"And “don’t sin by letting anger control you.” Don’t let the sun go down while you are still angry, for anger gives a foothold to the devil.”"(NLT) Ephesians 4: 26-27
"Human anger does not produce the righteousness God desires."(NLT) James 1:20
Anger may be defined as the thoughts, feelings, physical reactions, and actions that result from unacceptable behavior by others. Anger is almost always a response to perceived injustice (Reece et al, 2008: 194).
It is only natural that we react to such perceived injustices. God has endowed every man the inalienable rights to justice and no matter our estate in life, we want to be treated fairly and appreciated. Expressing feelings of anger can be therapeutic but the problem is how to control this powerful emotion and channel it for the right purpose. Aristotle once said, “Anyone can become angry … that is easy. But to be angry with the right person, to the right degree, at the right time, for the right purpose, and in the right way … this is not easy.”
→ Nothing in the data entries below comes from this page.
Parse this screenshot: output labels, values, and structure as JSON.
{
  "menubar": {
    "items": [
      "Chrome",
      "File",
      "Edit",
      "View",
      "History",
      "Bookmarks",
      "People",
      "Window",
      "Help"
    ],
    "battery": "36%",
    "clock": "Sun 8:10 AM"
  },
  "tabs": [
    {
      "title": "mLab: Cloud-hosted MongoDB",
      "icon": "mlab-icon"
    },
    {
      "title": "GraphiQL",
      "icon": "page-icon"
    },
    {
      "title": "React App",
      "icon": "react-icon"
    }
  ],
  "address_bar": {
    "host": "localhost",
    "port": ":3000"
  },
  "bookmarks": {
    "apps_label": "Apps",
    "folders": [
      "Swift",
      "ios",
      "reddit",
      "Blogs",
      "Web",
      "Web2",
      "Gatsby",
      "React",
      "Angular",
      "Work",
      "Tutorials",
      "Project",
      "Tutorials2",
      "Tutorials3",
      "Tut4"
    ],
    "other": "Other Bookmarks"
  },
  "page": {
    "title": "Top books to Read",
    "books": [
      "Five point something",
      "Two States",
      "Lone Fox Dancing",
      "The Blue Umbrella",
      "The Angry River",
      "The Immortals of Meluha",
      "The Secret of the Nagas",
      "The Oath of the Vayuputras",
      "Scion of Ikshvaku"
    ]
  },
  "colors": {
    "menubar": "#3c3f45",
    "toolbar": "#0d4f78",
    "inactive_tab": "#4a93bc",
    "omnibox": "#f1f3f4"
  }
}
All around us, we can see and experience the obvious examples of anger that often harm not only others but the angry individual as well – unrestrained and recurrent violence towards others, verbal and physical abuse of children, perpetual bitterness, the tendency to carry a “chip on the shoulder” in which a person overinterprets others’ action as demeaning, and the inability to inhibit the expression of anger (Halonen and Santrock, 1996: 470). All these culminate in unforgiveness and the vicious cycle continues. It is not surprising then that our elder brother James, through the inspiration of the Holy Spirit opined that, “Human anger does not produce the righteousness God desires” (James 1: 20, NLT).
In our part of the world, anger has given rise to the unstinted act of cursing. This shameful act has reared its ugly head even in Christendom. Some so-called Christians do not believe in the justice and vengeance of God anymore. They would rather seek justice from a deity.
God knows our imperfections. He knows our anger, no matter how justifiable can never produce righteousness. We are therefore admonished thus: “Dear friends, never take revenge. Leave that to the righteous anger of God. For the Scriptures say, ‘I will take revenge; I will pay them back,’ says the LORD” (Romans 12:19, NLT).
Halonen, J.S. and Santrock J.W. (1996), Psychology-Contexts of Behavior, Brown and Benchmark Publishers, USA
Reece, B.L., Brandt, R. and Howie, K.F.(2008), Effective Human Relations (11th Edition), South-Western Cengage Learning, OH, USA